What follows is a set of records; repeat them exactly, without the pictures.

*** Block opens ***

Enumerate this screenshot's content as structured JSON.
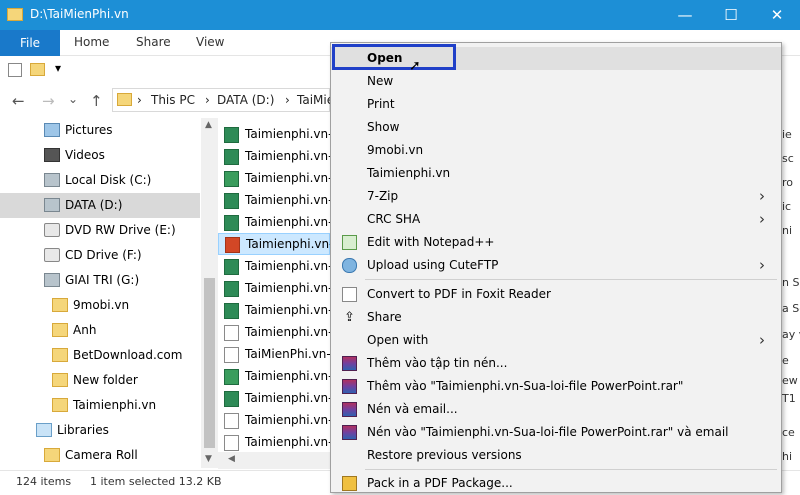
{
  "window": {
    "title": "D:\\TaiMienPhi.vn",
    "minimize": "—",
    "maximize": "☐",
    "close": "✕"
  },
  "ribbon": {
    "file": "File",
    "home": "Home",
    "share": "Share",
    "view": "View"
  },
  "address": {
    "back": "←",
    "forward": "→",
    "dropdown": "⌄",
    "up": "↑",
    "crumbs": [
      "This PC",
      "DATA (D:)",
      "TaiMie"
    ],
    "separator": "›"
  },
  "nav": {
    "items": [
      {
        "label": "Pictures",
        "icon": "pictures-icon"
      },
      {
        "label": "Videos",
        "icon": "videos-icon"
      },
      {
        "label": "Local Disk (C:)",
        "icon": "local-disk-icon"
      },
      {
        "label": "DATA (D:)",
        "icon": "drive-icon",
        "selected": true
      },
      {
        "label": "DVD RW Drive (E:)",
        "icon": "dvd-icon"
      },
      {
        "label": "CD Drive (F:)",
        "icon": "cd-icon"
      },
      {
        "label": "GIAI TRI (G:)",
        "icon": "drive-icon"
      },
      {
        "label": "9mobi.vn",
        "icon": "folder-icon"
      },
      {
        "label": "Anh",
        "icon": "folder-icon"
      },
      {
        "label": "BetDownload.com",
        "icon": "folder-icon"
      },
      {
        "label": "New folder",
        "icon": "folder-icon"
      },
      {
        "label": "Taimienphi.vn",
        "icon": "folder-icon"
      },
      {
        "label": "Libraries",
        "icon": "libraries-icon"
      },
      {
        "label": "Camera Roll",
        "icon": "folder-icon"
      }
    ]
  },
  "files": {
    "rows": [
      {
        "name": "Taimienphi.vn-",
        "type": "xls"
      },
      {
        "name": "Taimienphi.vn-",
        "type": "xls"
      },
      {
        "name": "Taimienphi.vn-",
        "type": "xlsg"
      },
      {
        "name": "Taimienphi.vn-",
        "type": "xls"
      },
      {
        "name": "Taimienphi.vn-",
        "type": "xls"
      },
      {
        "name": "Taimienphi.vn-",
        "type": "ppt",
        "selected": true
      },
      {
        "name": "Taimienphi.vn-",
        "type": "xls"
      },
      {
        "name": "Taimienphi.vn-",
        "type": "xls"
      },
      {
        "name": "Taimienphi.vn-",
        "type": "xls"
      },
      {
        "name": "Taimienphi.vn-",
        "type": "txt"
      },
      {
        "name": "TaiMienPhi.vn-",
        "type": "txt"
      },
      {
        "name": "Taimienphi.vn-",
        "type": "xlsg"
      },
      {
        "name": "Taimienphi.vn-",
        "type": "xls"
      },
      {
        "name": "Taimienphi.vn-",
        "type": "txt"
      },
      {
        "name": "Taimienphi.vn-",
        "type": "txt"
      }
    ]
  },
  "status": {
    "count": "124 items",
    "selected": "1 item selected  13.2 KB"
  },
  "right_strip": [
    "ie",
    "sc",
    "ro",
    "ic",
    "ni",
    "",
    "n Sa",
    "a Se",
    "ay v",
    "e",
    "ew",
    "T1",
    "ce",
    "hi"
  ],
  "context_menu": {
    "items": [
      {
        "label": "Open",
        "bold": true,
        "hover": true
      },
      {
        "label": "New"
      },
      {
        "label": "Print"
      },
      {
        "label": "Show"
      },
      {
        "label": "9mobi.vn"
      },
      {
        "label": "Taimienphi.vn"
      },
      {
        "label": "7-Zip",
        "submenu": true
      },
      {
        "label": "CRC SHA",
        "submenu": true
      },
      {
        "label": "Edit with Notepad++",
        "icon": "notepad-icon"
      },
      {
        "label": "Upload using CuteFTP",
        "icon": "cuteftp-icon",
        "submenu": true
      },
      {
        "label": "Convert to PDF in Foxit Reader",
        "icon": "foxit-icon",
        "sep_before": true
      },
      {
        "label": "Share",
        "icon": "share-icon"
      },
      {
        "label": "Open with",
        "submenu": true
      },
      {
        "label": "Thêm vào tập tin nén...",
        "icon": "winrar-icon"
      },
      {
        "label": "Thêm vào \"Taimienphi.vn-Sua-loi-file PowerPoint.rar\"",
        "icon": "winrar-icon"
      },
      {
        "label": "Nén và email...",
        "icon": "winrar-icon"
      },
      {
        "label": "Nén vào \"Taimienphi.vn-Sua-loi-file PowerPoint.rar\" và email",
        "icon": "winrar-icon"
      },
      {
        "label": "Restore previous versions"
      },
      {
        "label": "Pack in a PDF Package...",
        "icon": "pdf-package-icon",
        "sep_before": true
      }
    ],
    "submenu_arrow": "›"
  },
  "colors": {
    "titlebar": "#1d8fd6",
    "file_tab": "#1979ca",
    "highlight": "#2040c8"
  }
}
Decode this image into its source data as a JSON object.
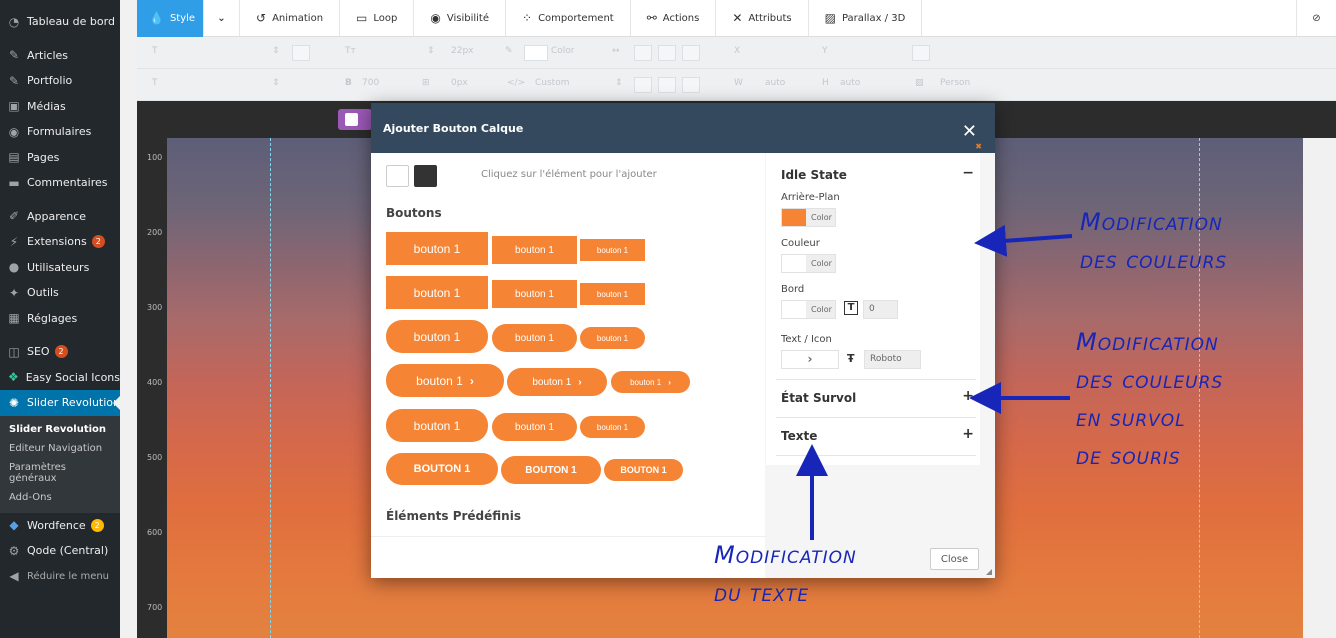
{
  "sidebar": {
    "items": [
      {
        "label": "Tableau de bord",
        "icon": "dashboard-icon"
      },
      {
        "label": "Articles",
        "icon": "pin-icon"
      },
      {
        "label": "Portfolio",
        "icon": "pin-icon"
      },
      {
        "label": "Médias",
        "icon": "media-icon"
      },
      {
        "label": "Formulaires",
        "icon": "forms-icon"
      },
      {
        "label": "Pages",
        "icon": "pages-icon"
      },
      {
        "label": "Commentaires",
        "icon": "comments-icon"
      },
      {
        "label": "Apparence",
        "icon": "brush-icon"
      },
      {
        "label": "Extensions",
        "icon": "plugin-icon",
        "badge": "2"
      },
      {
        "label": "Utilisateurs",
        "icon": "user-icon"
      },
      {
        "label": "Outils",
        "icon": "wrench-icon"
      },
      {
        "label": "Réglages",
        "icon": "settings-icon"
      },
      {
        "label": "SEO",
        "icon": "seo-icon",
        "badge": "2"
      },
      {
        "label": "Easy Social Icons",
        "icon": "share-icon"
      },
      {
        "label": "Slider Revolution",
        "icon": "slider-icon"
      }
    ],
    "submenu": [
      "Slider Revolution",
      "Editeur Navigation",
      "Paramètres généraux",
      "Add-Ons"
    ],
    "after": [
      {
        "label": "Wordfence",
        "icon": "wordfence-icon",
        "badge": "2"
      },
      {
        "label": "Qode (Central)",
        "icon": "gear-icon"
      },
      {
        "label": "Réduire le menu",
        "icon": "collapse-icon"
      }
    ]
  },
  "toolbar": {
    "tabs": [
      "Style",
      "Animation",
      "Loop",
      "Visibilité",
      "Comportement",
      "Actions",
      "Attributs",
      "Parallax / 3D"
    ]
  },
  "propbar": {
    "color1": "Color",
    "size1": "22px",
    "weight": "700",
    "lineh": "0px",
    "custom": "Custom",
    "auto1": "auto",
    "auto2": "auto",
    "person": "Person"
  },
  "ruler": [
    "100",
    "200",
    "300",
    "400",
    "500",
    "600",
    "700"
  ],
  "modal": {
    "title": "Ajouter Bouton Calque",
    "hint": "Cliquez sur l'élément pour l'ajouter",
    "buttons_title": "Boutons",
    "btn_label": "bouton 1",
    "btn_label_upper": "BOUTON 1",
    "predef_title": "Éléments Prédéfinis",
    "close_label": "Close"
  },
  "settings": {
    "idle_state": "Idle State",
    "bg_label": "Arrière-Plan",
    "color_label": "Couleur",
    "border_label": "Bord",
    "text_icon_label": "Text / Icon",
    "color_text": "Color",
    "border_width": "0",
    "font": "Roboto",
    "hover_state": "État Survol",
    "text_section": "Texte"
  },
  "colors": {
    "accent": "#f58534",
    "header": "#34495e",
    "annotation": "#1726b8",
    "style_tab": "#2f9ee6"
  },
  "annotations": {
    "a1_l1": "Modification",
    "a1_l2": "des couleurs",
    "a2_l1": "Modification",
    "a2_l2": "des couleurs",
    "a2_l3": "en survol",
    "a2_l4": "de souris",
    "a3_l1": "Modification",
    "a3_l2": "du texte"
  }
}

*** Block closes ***

Exercise result >>
Enumerate this screenshot's content as structured JSON.
{
  "window": {
    "title": "D:\\TaiMienPhi.vn",
    "minimize": "—",
    "maximize": "☐",
    "close": "✕"
  },
  "ribbon": {
    "file": "File",
    "home": "Home",
    "share": "Share",
    "view": "View"
  },
  "address": {
    "back": "←",
    "forward": "→",
    "dropdown": "⌄",
    "up": "↑",
    "crumbs": [
      "This PC",
      "DATA (D:)",
      "TaiMie"
    ],
    "separator": "›"
  },
  "nav": {
    "items": [
      {
        "label": "Pictures",
        "icon": "pictures-icon"
      },
      {
        "label": "Videos",
        "icon": "videos-icon"
      },
      {
        "label": "Local Disk (C:)",
        "icon": "local-disk-icon"
      },
      {
        "label": "DATA (D:)",
        "icon": "drive-icon",
        "selected": true
      },
      {
        "label": "DVD RW Drive (E:)",
        "icon": "dvd-icon"
      },
      {
        "label": "CD Drive (F:)",
        "icon": "cd-icon"
      },
      {
        "label": "GIAI TRI (G:)",
        "icon": "drive-icon"
      },
      {
        "label": "9mobi.vn",
        "icon": "folder-icon"
      },
      {
        "label": "Anh",
        "icon": "folder-icon"
      },
      {
        "label": "BetDownload.com",
        "icon": "folder-icon"
      },
      {
        "label": "New folder",
        "icon": "folder-icon"
      },
      {
        "label": "Taimienphi.vn",
        "icon": "folder-icon"
      },
      {
        "label": "Libraries",
        "icon": "libraries-icon"
      },
      {
        "label": "Camera Roll",
        "icon": "folder-icon"
      }
    ]
  },
  "files": {
    "rows": [
      {
        "name": "Taimienphi.vn-",
        "type": "xls"
      },
      {
        "name": "Taimienphi.vn-",
        "type": "xls"
      },
      {
        "name": "Taimienphi.vn-",
        "type": "xlsg"
      },
      {
        "name": "Taimienphi.vn-",
        "type": "xls"
      },
      {
        "name": "Taimienphi.vn-",
        "type": "xls"
      },
      {
        "name": "Taimienphi.vn-",
        "type": "ppt",
        "selected": true
      },
      {
        "name": "Taimienphi.vn-",
        "type": "xls"
      },
      {
        "name": "Taimienphi.vn-",
        "type": "xls"
      },
      {
        "name": "Taimienphi.vn-",
        "type": "xls"
      },
      {
        "name": "Taimienphi.vn-",
        "type": "txt"
      },
      {
        "name": "TaiMienPhi.vn-",
        "type": "txt"
      },
      {
        "name": "Taimienphi.vn-",
        "type": "xlsg"
      },
      {
        "name": "Taimienphi.vn-",
        "type": "xls"
      },
      {
        "name": "Taimienphi.vn-",
        "type": "txt"
      },
      {
        "name": "Taimienphi.vn-",
        "type": "txt"
      }
    ]
  },
  "status": {
    "count": "124 items",
    "selected": "1 item selected  13.2 KB"
  },
  "right_strip": [
    "ie",
    "sc",
    "ro",
    "ic",
    "ni",
    "",
    "n Sa",
    "a Se",
    "ay v",
    "e",
    "ew",
    "T1",
    "ce",
    "hi"
  ],
  "context_menu": {
    "items": [
      {
        "label": "Open",
        "bold": true,
        "hover": true
      },
      {
        "label": "New"
      },
      {
        "label": "Print"
      },
      {
        "label": "Show"
      },
      {
        "label": "9mobi.vn"
      },
      {
        "label": "Taimienphi.vn"
      },
      {
        "label": "7-Zip",
        "submenu": true
      },
      {
        "label": "CRC SHA",
        "submenu": true
      },
      {
        "label": "Edit with Notepad++",
        "icon": "notepad-icon"
      },
      {
        "label": "Upload using CuteFTP",
        "icon": "cuteftp-icon",
        "submenu": true
      },
      {
        "label": "Convert to PDF in Foxit Reader",
        "icon": "foxit-icon",
        "sep_before": true
      },
      {
        "label": "Share",
        "icon": "share-icon"
      },
      {
        "label": "Open with",
        "submenu": true
      },
      {
        "label": "Thêm vào tập tin nén...",
        "icon": "winrar-icon"
      },
      {
        "label": "Thêm vào \"Taimienphi.vn-Sua-loi-file PowerPoint.rar\"",
        "icon": "winrar-icon"
      },
      {
        "label": "Nén và email...",
        "icon": "winrar-icon"
      },
      {
        "label": "Nén vào \"Taimienphi.vn-Sua-loi-file PowerPoint.rar\" và email",
        "icon": "winrar-icon"
      },
      {
        "label": "Restore previous versions"
      },
      {
        "label": "Pack in a PDF Package...",
        "icon": "pdf-package-icon",
        "sep_before": true
      }
    ],
    "submenu_arrow": "›"
  },
  "colors": {
    "titlebar": "#1d8fd6",
    "file_tab": "#1979ca",
    "highlight": "#2040c8"
  }
}
Decode this image into its source data as a JSON object.
{
  "sidebar": {
    "items": [
      {
        "label": "Tableau de bord",
        "icon": "dashboard-icon"
      },
      {
        "label": "Articles",
        "icon": "pin-icon"
      },
      {
        "label": "Portfolio",
        "icon": "pin-icon"
      },
      {
        "label": "Médias",
        "icon": "media-icon"
      },
      {
        "label": "Formulaires",
        "icon": "forms-icon"
      },
      {
        "label": "Pages",
        "icon": "pages-icon"
      },
      {
        "label": "Commentaires",
        "icon": "comments-icon"
      },
      {
        "label": "Apparence",
        "icon": "brush-icon"
      },
      {
        "label": "Extensions",
        "icon": "plugin-icon",
        "badge": "2"
      },
      {
        "label": "Utilisateurs",
        "icon": "user-icon"
      },
      {
        "label": "Outils",
        "icon": "wrench-icon"
      },
      {
        "label": "Réglages",
        "icon": "settings-icon"
      },
      {
        "label": "SEO",
        "icon": "seo-icon",
        "badge": "2"
      },
      {
        "label": "Easy Social Icons",
        "icon": "share-icon"
      },
      {
        "label": "Slider Revolution",
        "icon": "slider-icon"
      }
    ],
    "submenu": [
      "Slider Revolution",
      "Editeur Navigation",
      "Paramètres généraux",
      "Add-Ons"
    ],
    "after": [
      {
        "label": "Wordfence",
        "icon": "wordfence-icon",
        "badge": "2"
      },
      {
        "label": "Qode (Central)",
        "icon": "gear-icon"
      },
      {
        "label": "Réduire le menu",
        "icon": "collapse-icon"
      }
    ]
  },
  "toolbar": {
    "tabs": [
      "Style",
      "Animation",
      "Loop",
      "Visibilité",
      "Comportement",
      "Actions",
      "Attributs",
      "Parallax / 3D"
    ]
  },
  "propbar": {
    "color1": "Color",
    "size1": "22px",
    "weight": "700",
    "lineh": "0px",
    "custom": "Custom",
    "auto1": "auto",
    "auto2": "auto",
    "person": "Person"
  },
  "ruler": [
    "100",
    "200",
    "300",
    "400",
    "500",
    "600",
    "700"
  ],
  "modal": {
    "title": "Ajouter Bouton Calque",
    "hint": "Cliquez sur l'élément pour l'ajouter",
    "buttons_title": "Boutons",
    "btn_label": "bouton 1",
    "btn_label_upper": "BOUTON 1",
    "predef_title": "Éléments Prédéfinis",
    "close_label": "Close"
  },
  "settings": {
    "idle_state": "Idle State",
    "bg_label": "Arrière-Plan",
    "color_label": "Couleur",
    "border_label": "Bord",
    "text_icon_label": "Text / Icon",
    "color_text": "Color",
    "border_width": "0",
    "font": "Roboto",
    "hover_state": "État Survol",
    "text_section": "Texte"
  },
  "colors": {
    "accent": "#f58534",
    "header": "#34495e",
    "annotation": "#1726b8",
    "style_tab": "#2f9ee6"
  },
  "annotations": {
    "a1_l1": "Modification",
    "a1_l2": "des couleurs",
    "a2_l1": "Modification",
    "a2_l2": "des couleurs",
    "a2_l3": "en survol",
    "a2_l4": "de souris",
    "a3_l1": "Modification",
    "a3_l2": "du texte"
  }
}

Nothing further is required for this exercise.